On L’etang Blanc they have just taken the same concept to water. These elaborate man-made ‘islands’ are built on stilts in the middle of the lake and camouflaged to buggery (see picture).
Many of these Palombieres have running water and electricity piped in, stoves, tv's, fridges, beds, tables and chairs. Surrounding the palombieres are lots of plastic decoys sat on the water and attached to one side of the hide are the live decoys in a cage. These are not your standard live birds, but ones which have been specifically bred for their call- they are responsible for calling in passing duck or Geese and also alerting the hunters to incoming fowl.
All the Frenchie 'Chasseur' has to do is place down his Claret, spit out the baguette, flip open the flaps in the roof and fire away at the approaching silhouettes. Most hunting is done from dusk till dawn on clear moonlit nights, hence the reason for having beds to sleep in. Well thought out indeed, these are not simply hides but an elaborate setup that takes a lot of looking after- plenty of times when I’ve been out fishing for pike I’ve seen dedicated Chasseurs rowing out to their palombieres to take care of their harem of live decoys. Good lads.
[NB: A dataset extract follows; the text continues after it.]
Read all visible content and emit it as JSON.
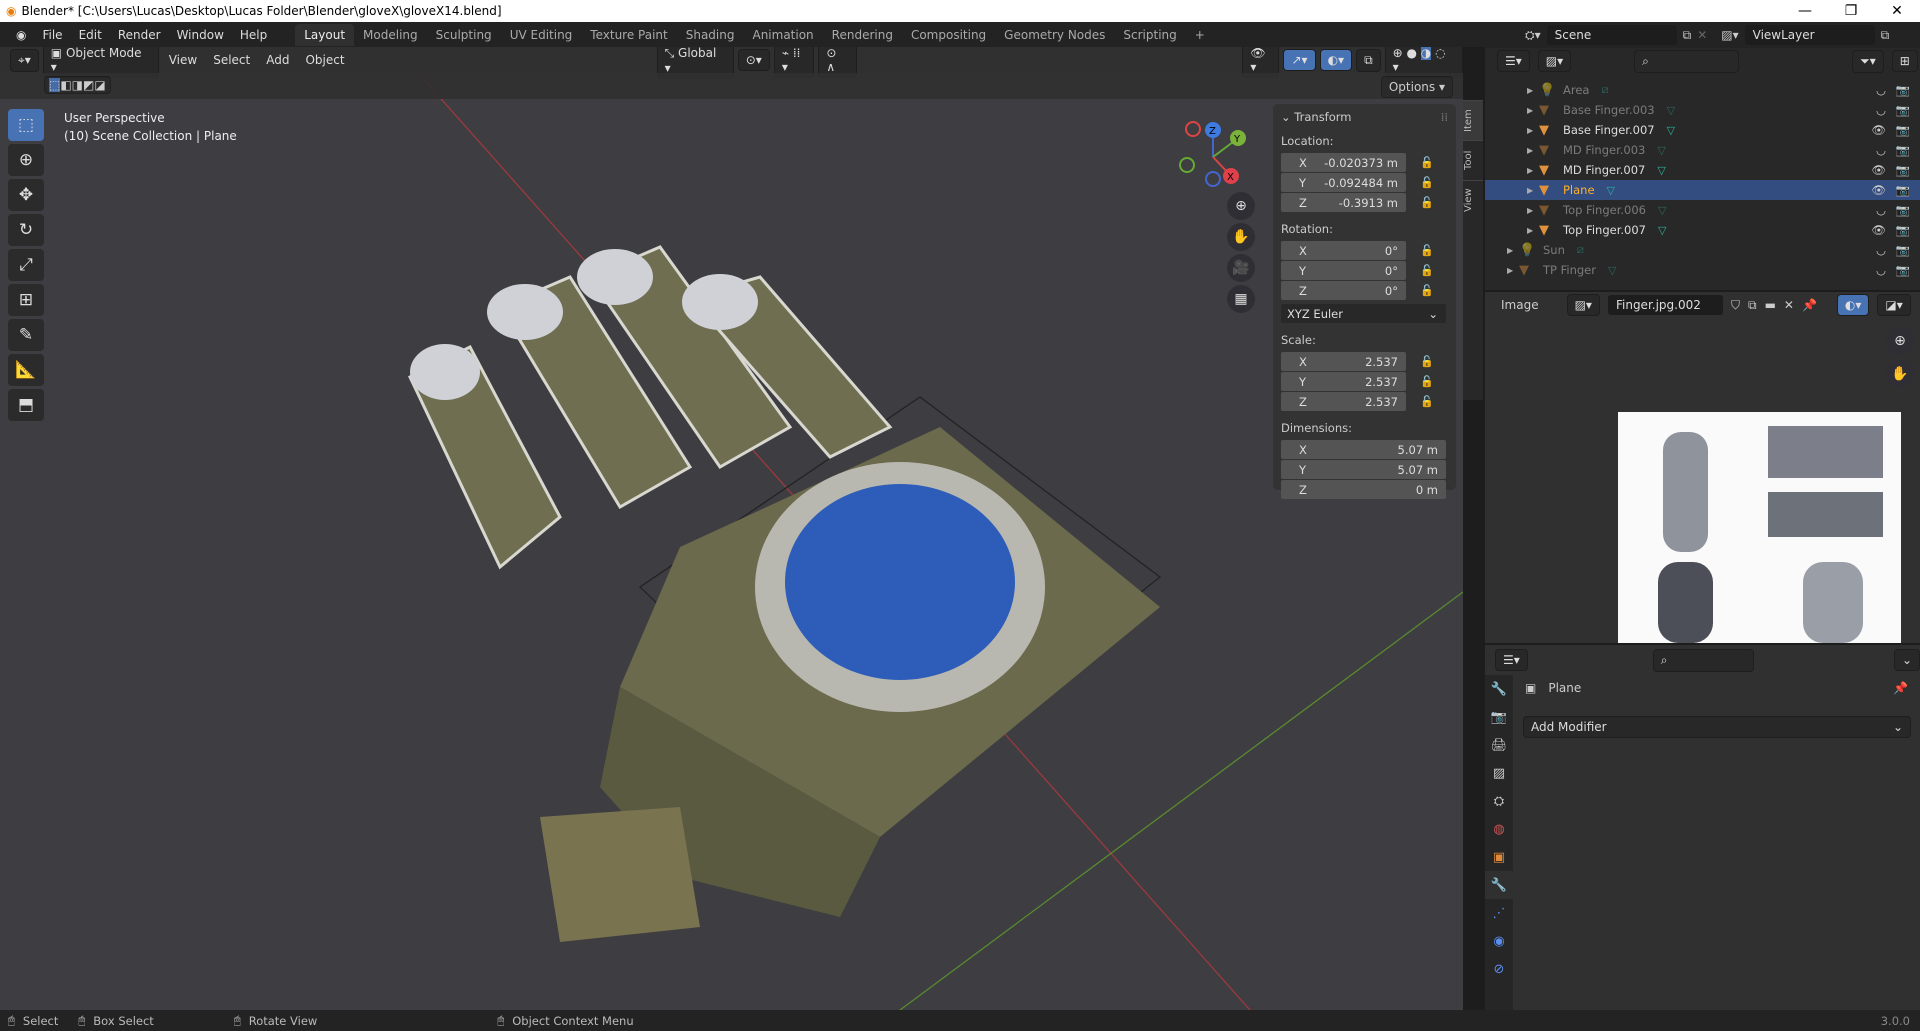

So there’s the background on how we get our duck around these parts. On to the hamming…
This recipe for duck hams is based on one I came across in Paula Wolfert’s ‘Cooking of Southwest France’ and quite a fine read it is too. The recipe is fairly standard piece of charcuterie:
2 Large duck breasts
½ cup Salt (100gs)
2 TSP of Ground black pepper
½ TSP of Herbes de Provence (or Thyme on its own work well)
2 TBSP cider or red wine vinegar
- The duck should have its skin and fat intact, shave off the skin leaving a good layer of fat behind. Score the fat cross-hatch fashion just to the flesh.
- Rub the salt, pepper and herbs into both sides of the duck so it is completely covered and place on a few pieces of kitchen roll on a plate, cover with kitchen roll and put in the fridge for 24 hours.
- The next day remove the duck breasts and wipe off all the seasonings with a damp cloth. Put the red wine vinegar in a shallow dish and dip the flesh side in for 20 seconds and then dry well.
- Place the breast fat side down onto a piece of muslin (20 inches by 20 inches) and roll up in a nice tight cyclinder to ensure there are no air pockets. Tie up nice and tight with string from end to end.
- Hang the hams in a cool dry place such as a garage or cellar for 2 weeks, they should be done when they have a bit of give when pressed between thumb and forefinger.The hams will last in the fridge for 1-2 weeks although you will probably devour them in one sitting! To seal them once used, just dip the cut end in some red wine vinegar.
So there you have it: ham of duck. Well worth doing, especially if you haven’t delved into the world of charcuterie before. Another particularly good one is this homemade Bresaola that I did a few years back.
Adios 2012, and hello 2013, hope you all have a super New Year wherever you are and do please come and see us at Hunter Gather Cook for one of our courses next year, if you are interested in a joining us for a group day or a private day just drop us an email:
This will be the last blog post here before our brand spanking new website and branding comes online in January with a shop full of our favourite kit, all our courses and a new blog packed full of HGC Recipes.